Do you want to know how I managed to not shower and yet not stink? I used merino wool base layers. As a matter of fact, I only had one long sleeved shirt made from Merino wool and I wore it everyday. After about nine days, I replaced it with a synthetic one. By the end of that hiking day I was the stinkiest creature around. It comes without saying that I switched back to my good old merino base layer which I wore until we reached Lukla.
I packed two pairs of hiking pants, one lighter for lower trekking days and one warmer for the high altitude treks. I also packed one pair of tights and one thermal underwear. I only wore the thermal underwear, and only for one day (and I was too hot).
Panties: I think I had about 10 pairs. While in Kathmandu, I washed them, but on the mountain I simply changed them everyday.
I packed five or six pairs of socks (many of them merino wool, some cotton). I wore the three merino wool ones for most part of the trek. I carried a pair of warm merino wool winter socks to wear on Kalapatthar. That morning, though, I decided sleeping was the way to go, so no Kalapatthar for me this time.
For the second layer, I packed a merino wool zip jacket and a fleece. I ended up wearing only the merino.
For the outer layer, I had a down jacket and a softshell. I wore them both on different days. In the photo below I’m wearing the merino. The mountains behind are wearing clouds.

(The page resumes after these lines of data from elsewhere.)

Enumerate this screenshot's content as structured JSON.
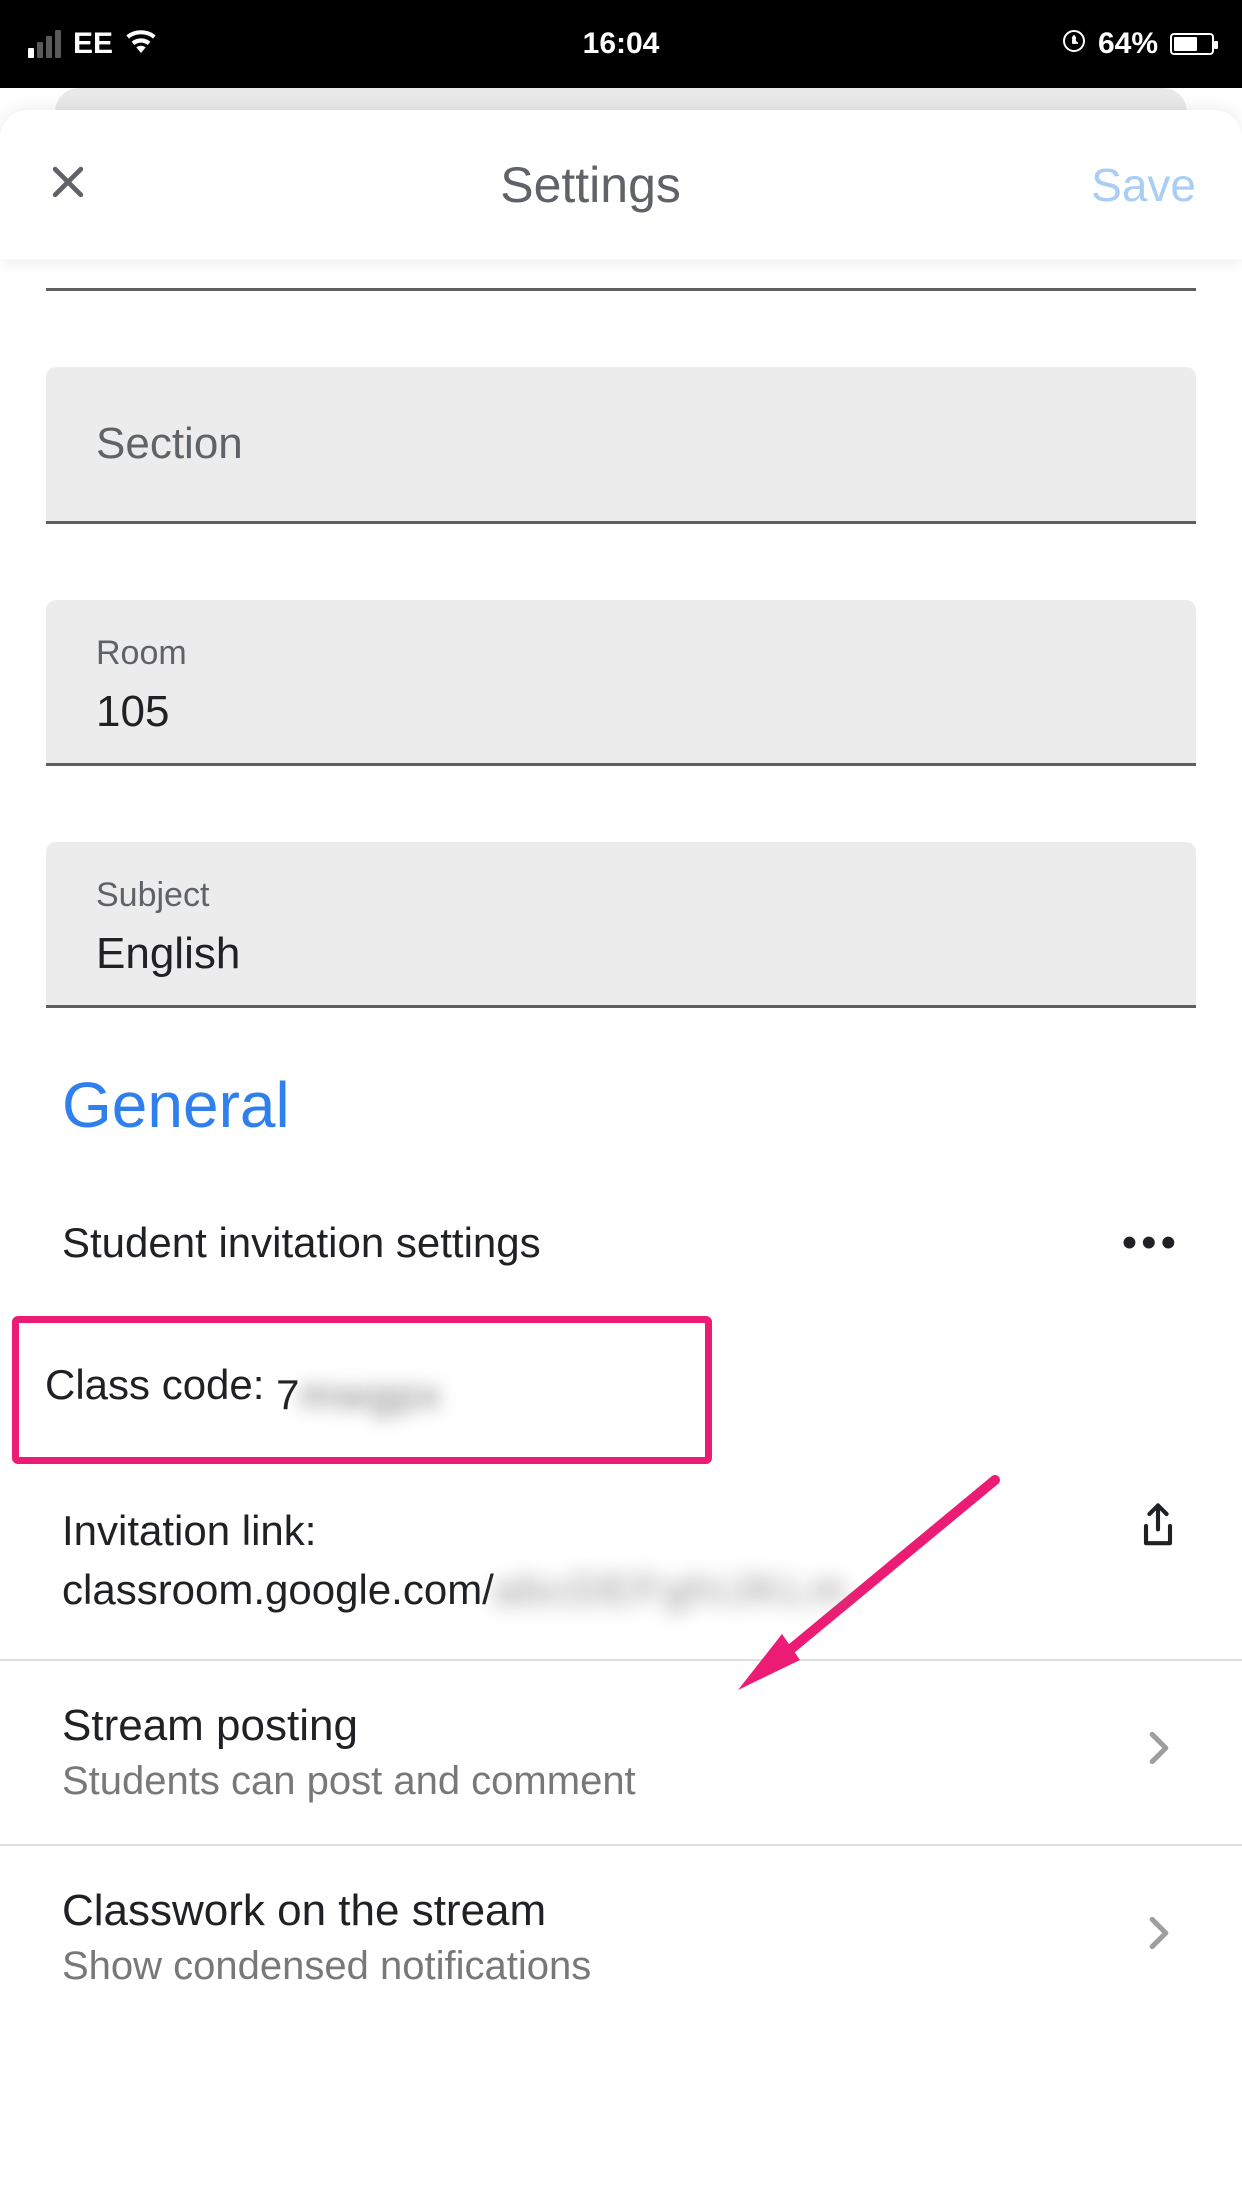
{
  "status": {
    "carrier": "EE",
    "time": "16:04",
    "battery_pct": "64%"
  },
  "header": {
    "title": "Settings",
    "save_label": "Save"
  },
  "fields": {
    "section_placeholder": "Section",
    "room_label": "Room",
    "room_value": "105",
    "subject_label": "Subject",
    "subject_value": "English"
  },
  "general": {
    "heading": "General",
    "invitation_settings_label": "Student invitation settings",
    "class_code_label": "Class code: ",
    "class_code_value": "7▇▇▇▇",
    "invitation_link_label": "Invitation link:",
    "invitation_link_value": "classroom.google.com/▇▇▇▇▇▇▇▇▇▇▇",
    "stream_posting_title": "Stream posting",
    "stream_posting_sub": "Students can post and comment",
    "classwork_title": "Classwork on the stream",
    "classwork_sub": "Show condensed notifications"
  }
}
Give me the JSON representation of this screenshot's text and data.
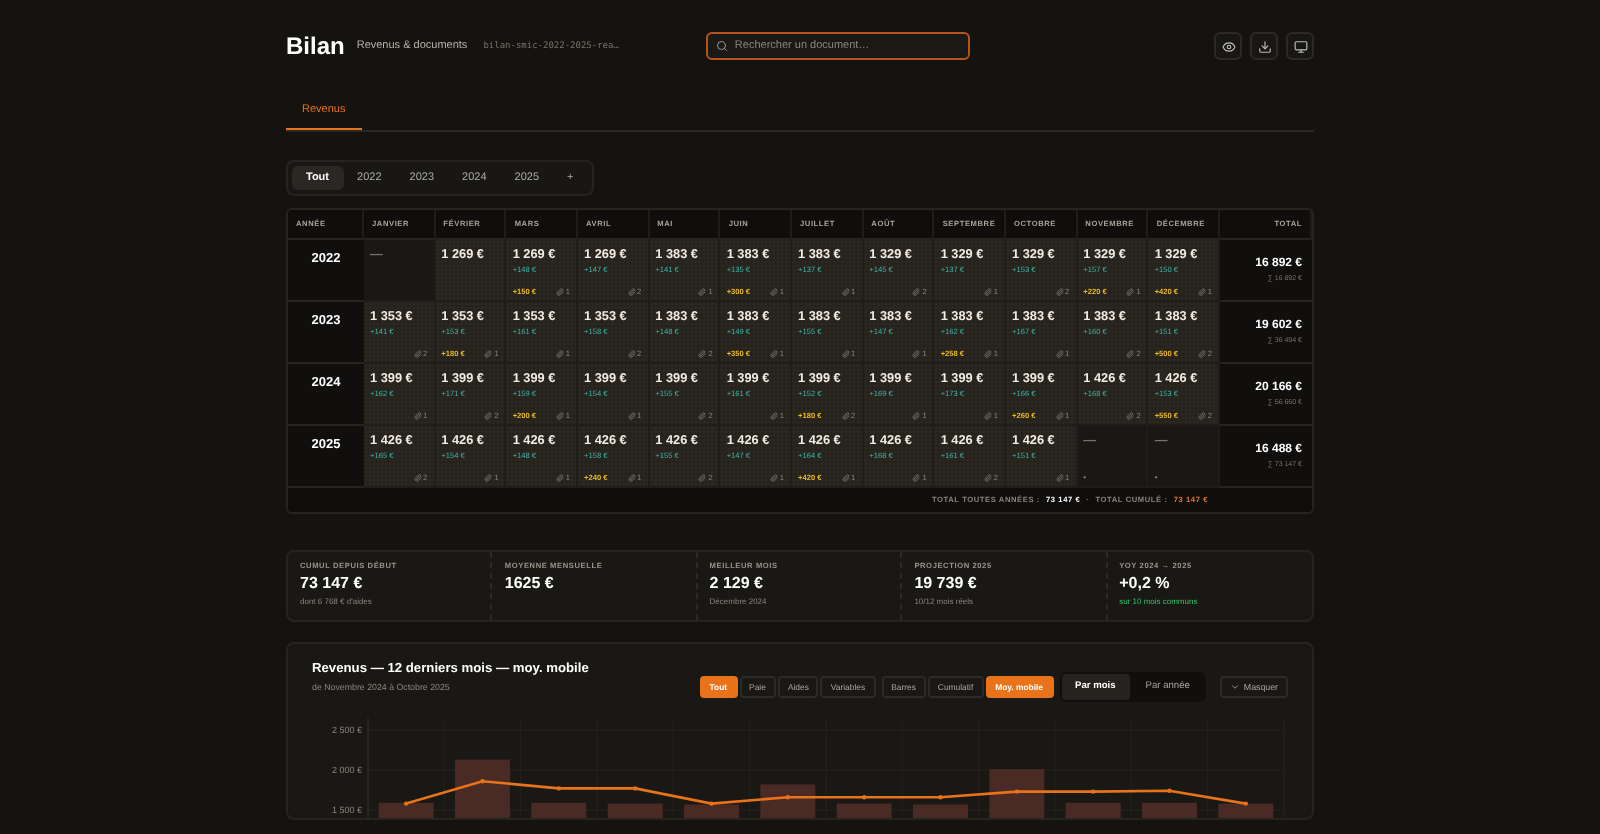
{
  "header": {
    "title": "Bilan",
    "subtitle": "Revenus & documents",
    "file": "bilan-smic-2022-2025-rea…",
    "search": {
      "placeholder": "Rechercher un document…"
    }
  },
  "tabs": [
    {
      "label": "Revenus",
      "selected": true
    }
  ],
  "year_filter": [
    {
      "label": "Tout",
      "selected": true
    },
    {
      "label": "2022",
      "selected": false
    },
    {
      "label": "2023",
      "selected": false
    },
    {
      "label": "2024",
      "selected": false
    },
    {
      "label": "2025",
      "selected": false
    },
    {
      "label": "+",
      "selected": false
    }
  ],
  "table": {
    "columns": [
      "ANNÉE",
      "JANVIER",
      "FÉVRIER",
      "MARS",
      "AVRIL",
      "MAI",
      "JUIN",
      "JUILLET",
      "AOÛT",
      "SEPTEMBRE",
      "OCTOBRE",
      "NOVEMBRE",
      "DÉCEMBRE",
      "TOTAL"
    ],
    "rows": [
      {
        "cells": [
          {
            "kind": "year",
            "amount": "2022"
          },
          {
            "kind": "empty",
            "amount": "—"
          },
          {
            "kind": "filled",
            "amount": "1 269 €"
          },
          {
            "kind": "filled",
            "amount": "1 269 €",
            "plus": "+148 €",
            "bonus": "+150 €",
            "attachments": "1"
          },
          {
            "kind": "filled",
            "amount": "1 269 €",
            "plus": "+147 €",
            "attachments": "2"
          },
          {
            "kind": "filled",
            "amount": "1 383 €",
            "plus": "+141 €",
            "attachments": "1"
          },
          {
            "kind": "filled",
            "amount": "1 383 €",
            "plus": "+135 €",
            "bonus": "+300 €",
            "attachments": "1"
          },
          {
            "kind": "filled",
            "amount": "1 383 €",
            "plus": "+137 €",
            "attachments": "1"
          },
          {
            "kind": "filled",
            "amount": "1 329 €",
            "plus": "+145 €",
            "attachments": "2"
          },
          {
            "kind": "filled",
            "amount": "1 329 €",
            "plus": "+137 €",
            "attachments": "1"
          },
          {
            "kind": "filled",
            "amount": "1 329 €",
            "plus": "+153 €",
            "attachments": "2"
          },
          {
            "kind": "filled",
            "amount": "1 329 €",
            "plus": "+157 €",
            "bonus": "+220 €",
            "attachments": "1"
          },
          {
            "kind": "filled",
            "amount": "1 329 €",
            "plus": "+150 €",
            "bonus": "+420 €",
            "attachments": "1"
          },
          {
            "kind": "total",
            "amount": "16 892 €",
            "cumulative": "∑ 16 892 €"
          }
        ]
      },
      {
        "cells": [
          {
            "kind": "year",
            "amount": "2023"
          },
          {
            "kind": "filled",
            "amount": "1 353 €",
            "plus": "+141 €",
            "attachments": "2"
          },
          {
            "kind": "filled",
            "amount": "1 353 €",
            "plus": "+153 €",
            "bonus": "+180 €",
            "attachments": "1"
          },
          {
            "kind": "filled",
            "amount": "1 353 €",
            "plus": "+161 €",
            "attachments": "1"
          },
          {
            "kind": "filled",
            "amount": "1 353 €",
            "plus": "+158 €",
            "attachments": "2"
          },
          {
            "kind": "filled",
            "amount": "1 383 €",
            "plus": "+148 €",
            "attachments": "2"
          },
          {
            "kind": "filled",
            "amount": "1 383 €",
            "plus": "+149 €",
            "bonus": "+350 €",
            "attachments": "1"
          },
          {
            "kind": "filled",
            "amount": "1 383 €",
            "plus": "+155 €",
            "attachments": "1"
          },
          {
            "kind": "filled",
            "amount": "1 383 €",
            "plus": "+147 €",
            "attachments": "1"
          },
          {
            "kind": "filled",
            "amount": "1 383 €",
            "plus": "+162 €",
            "bonus": "+258 €",
            "attachments": "1"
          },
          {
            "kind": "filled",
            "amount": "1 383 €",
            "plus": "+167 €",
            "attachments": "1"
          },
          {
            "kind": "filled",
            "amount": "1 383 €",
            "plus": "+160 €",
            "attachments": "2"
          },
          {
            "kind": "filled",
            "amount": "1 383 €",
            "plus": "+151 €",
            "bonus": "+500 €",
            "attachments": "2"
          },
          {
            "kind": "total",
            "amount": "19 602 €",
            "cumulative": "∑ 36 494 €"
          }
        ]
      },
      {
        "cells": [
          {
            "kind": "year",
            "amount": "2024"
          },
          {
            "kind": "filled",
            "amount": "1 399 €",
            "plus": "+162 €",
            "attachments": "1"
          },
          {
            "kind": "filled",
            "amount": "1 399 €",
            "plus": "+171 €",
            "attachments": "2"
          },
          {
            "kind": "filled",
            "amount": "1 399 €",
            "plus": "+159 €",
            "bonus": "+200 €",
            "attachments": "1"
          },
          {
            "kind": "filled",
            "amount": "1 399 €",
            "plus": "+154 €",
            "attachments": "1"
          },
          {
            "kind": "filled",
            "amount": "1 399 €",
            "plus": "+155 €",
            "attachments": "2"
          },
          {
            "kind": "filled",
            "amount": "1 399 €",
            "plus": "+161 €",
            "attachments": "1"
          },
          {
            "kind": "filled",
            "amount": "1 399 €",
            "plus": "+152 €",
            "bonus": "+180 €",
            "attachments": "2"
          },
          {
            "kind": "filled",
            "amount": "1 399 €",
            "plus": "+169 €",
            "attachments": "1"
          },
          {
            "kind": "filled",
            "amount": "1 399 €",
            "plus": "+173 €",
            "attachments": "1"
          },
          {
            "kind": "filled",
            "amount": "1 399 €",
            "plus": "+166 €",
            "bonus": "+260 €",
            "attachments": "1"
          },
          {
            "kind": "filled",
            "amount": "1 426 €",
            "plus": "+168 €",
            "attachments": "2"
          },
          {
            "kind": "filled",
            "amount": "1 426 €",
            "plus": "+153 €",
            "bonus": "+550 €",
            "attachments": "2"
          },
          {
            "kind": "total",
            "amount": "20 166 €",
            "cumulative": "∑ 56 660 €"
          }
        ]
      },
      {
        "cells": [
          {
            "kind": "year",
            "amount": "2025"
          },
          {
            "kind": "filled",
            "amount": "1 426 €",
            "plus": "+165 €",
            "attachments": "2"
          },
          {
            "kind": "filled",
            "amount": "1 426 €",
            "plus": "+154 €",
            "attachments": "1"
          },
          {
            "kind": "filled",
            "amount": "1 426 €",
            "plus": "+148 €",
            "attachments": "1"
          },
          {
            "kind": "filled",
            "amount": "1 426 €",
            "plus": "+158 €",
            "bonus": "+240 €",
            "attachments": "1"
          },
          {
            "kind": "filled",
            "amount": "1 426 €",
            "plus": "+155 €",
            "attachments": "2"
          },
          {
            "kind": "filled",
            "amount": "1 426 €",
            "plus": "+147 €",
            "attachments": "1"
          },
          {
            "kind": "filled",
            "amount": "1 426 €",
            "plus": "+164 €",
            "bonus": "+420 €",
            "attachments": "1"
          },
          {
            "kind": "filled",
            "amount": "1 426 €",
            "plus": "+168 €",
            "attachments": "1"
          },
          {
            "kind": "filled",
            "amount": "1 426 €",
            "plus": "+161 €",
            "attachments": "2"
          },
          {
            "kind": "filled",
            "amount": "1 426 €",
            "plus": "+151 €",
            "attachments": "1"
          },
          {
            "kind": "empty",
            "amount": "—",
            "note": "•"
          },
          {
            "kind": "empty",
            "amount": "—",
            "note": "•"
          },
          {
            "kind": "total",
            "amount": "16 488 €",
            "cumulative": "∑ 73 147 €"
          }
        ]
      }
    ],
    "footer": {
      "total_label": "TOTAL TOUTES ANNÉES :",
      "total": "73 147 €",
      "separator": "·",
      "cumulative_label": "TOTAL CUMULÉ :",
      "cumulative": "73 147 €"
    }
  },
  "stats": [
    {
      "label": "CUMUL DEPUIS DÉBUT",
      "value": "73 147 €",
      "note": "dont 6 768 € d'aides",
      "kind": "muted"
    },
    {
      "label": "MOYENNE MENSUELLE",
      "value": "1625 €"
    },
    {
      "label": "MEILLEUR MOIS",
      "value": "2 129 €",
      "note": "Décembre 2024",
      "kind": "muted"
    },
    {
      "label": "PROJECTION 2025",
      "value": "19 739 €",
      "note": "10/12 mois réels",
      "kind": "muted"
    },
    {
      "label": "YOY 2024 → 2025",
      "value": "+0,2 %",
      "note": "sur 10 mois communs",
      "kind": "positive"
    }
  ],
  "chart_panel": {
    "title": "Revenus — 12 derniers mois — moy. mobile",
    "subtitle": "de Novembre 2024 à Octobre 2025",
    "filter_groups": [
      [
        {
          "label": "Tout",
          "selected": true
        },
        {
          "label": "Paie",
          "selected": false
        },
        {
          "label": "Aides",
          "selected": false
        },
        {
          "label": "Variables",
          "selected": false
        }
      ],
      [
        {
          "label": "Barres",
          "selected": false
        },
        {
          "label": "Cumulatif",
          "selected": false
        },
        {
          "label": "Moy. mobile",
          "selected": true
        }
      ],
      [
        {
          "label": "Par mois",
          "selected": true
        },
        {
          "label": "Par année",
          "selected": false
        }
      ]
    ],
    "hide_button": "Masquer",
    "y_axis_labels": [
      "2 500 €",
      "2 000 €",
      "1 500 €"
    ]
  }
}
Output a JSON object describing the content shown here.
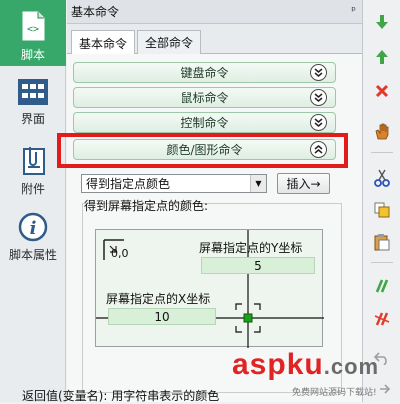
{
  "sidebar": {
    "items": [
      {
        "label": "脚本",
        "icon": "script-icon",
        "active": true
      },
      {
        "label": "界面",
        "icon": "grid-icon"
      },
      {
        "label": "附件",
        "icon": "clip-icon"
      },
      {
        "label": "脚本属性",
        "icon": "info-icon"
      }
    ]
  },
  "panel": {
    "title": "基本命令",
    "pin": "ᵖ"
  },
  "tabs": [
    {
      "label": "基本命令",
      "active": true
    },
    {
      "label": "全部命令"
    }
  ],
  "categories": [
    {
      "label": "键盘命令"
    },
    {
      "label": "鼠标命令"
    },
    {
      "label": "控制命令"
    },
    {
      "label": "颜色/图形命令",
      "expanded": true
    }
  ],
  "command": {
    "dropdown_value": "得到指定点颜色",
    "insert_label": "插入→",
    "group_label": "得到屏幕指定点的颜色:",
    "y_label": "屏幕指定点的Y坐标",
    "y_value": "5",
    "x_label": "屏幕指定点的X坐标",
    "x_value": "10",
    "origin_label": "0,0",
    "return_label": "返回值(变量名): 用字符串表示的颜色"
  },
  "watermark": {
    "main_red": "asp",
    "main_gray": "ku",
    "suffix": ".com",
    "sub": "免费网站源码下载站!"
  },
  "colors": {
    "accent": "#37a86a",
    "highlight": "#e21b1b"
  }
}
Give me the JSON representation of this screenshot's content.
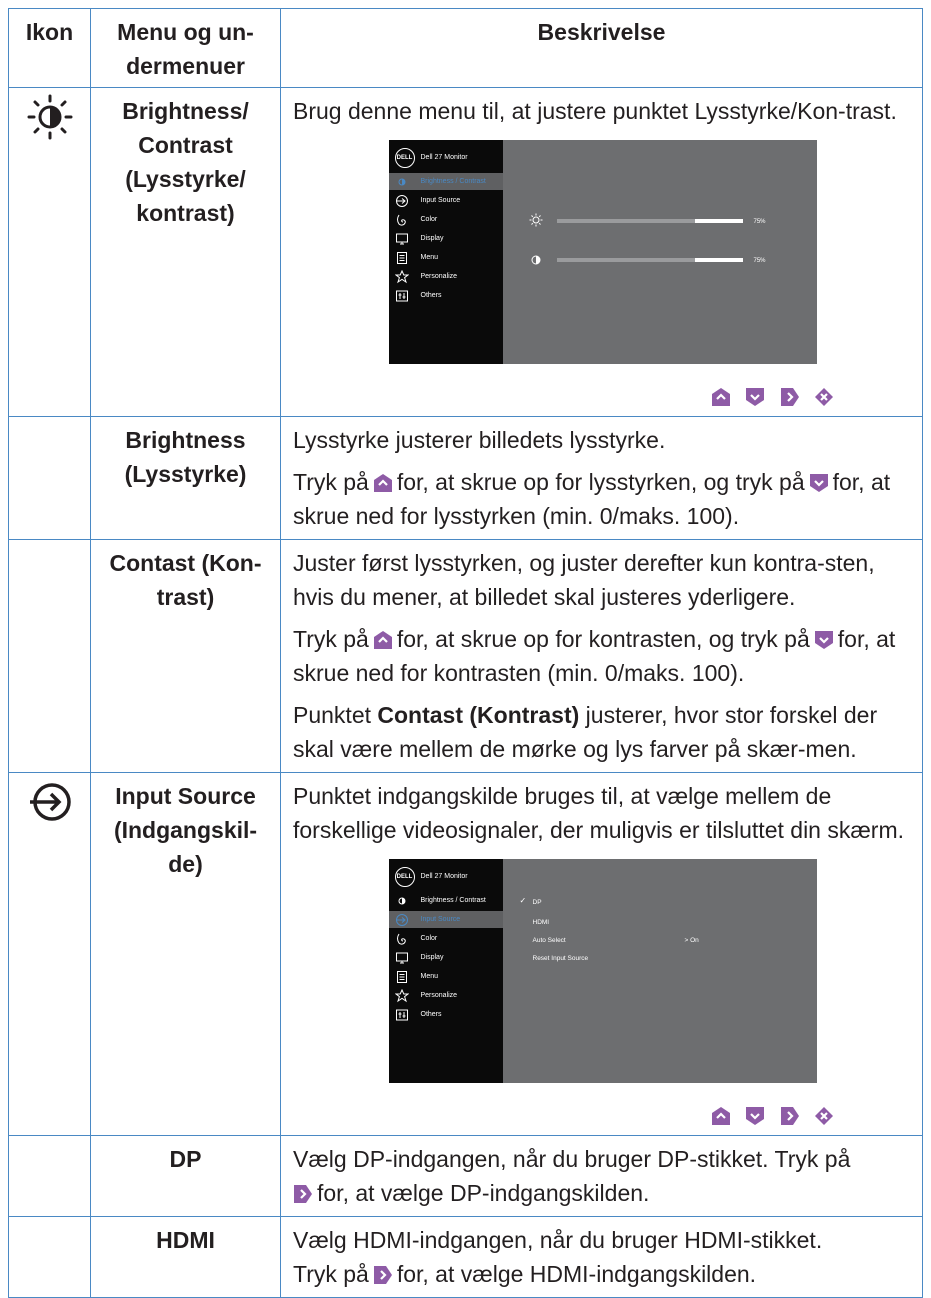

You also need to pack rain gear. I had both a rain jacket and over pants. Fortunately, I only needed then for a few hours, in the last day of trekking, between Namche Bazaar and Lukla. It was already the shoulder season, so the monsoon was showing its ugly (in fact beautiful but rainy) head.
I packed a merino wool buff to wear it around my neck or on my head. I ended up buying a second one in Namche Bazar, to wear both of them, one on the head and one around my neck. My warm hat with fleece lining was too hot for the day temperatures. Nevertheless, it proved to be a life saver during those cold nights on the mountain. I wore it to sleep and I loved it.
Pack a pair of gloves, especially if you want to hike the Cho La Pass. I only wore gloves at higher altitude (above 4500m or so). I got my gloves from Montane, the famous UK outdoor brand. Here’s a pair that looks very similar to what I’ve got, just to inspire you.
As I never used trekking poles before, I’ve bought some in Kathmandu. I used them and I found them helpful. Nevertheless, many hikers hate them, as they consider poles slow them down.
Electronics & Other Gear
I had my dual-sim smartphone. I bought a NCell data sim in Nepal, at the airport. It worked very well until Dingboche. After that, it didn’t catch any network, so it was useless for several days. There’s Everest Link, though, but I overlooked this, so I had to rely on the relatively pricey options at tea houses.
I also had my photo camera and a Go Pro camera, as well as two external batteries, an oximeter and a Garmin smartwatch. Our guide had an oximeter, as well, as he measured our blood oxygen levels every evening.
Sunglasses are VERY important. At high altitude, the sun rays can harm your retina, so you must wear sunglasses even when it’s cloudy. I had category 3 polarized sunglasses from Polaroid. I was good. While crossing Chola Pass, however, the snow reflected the sun so strongly, that I was sorry for not getting category 4 sunglasses like this ones, here.
This is my Everest Base Camp packing list. I had some other things which I’d now leave behind, but that’s a topic for another article.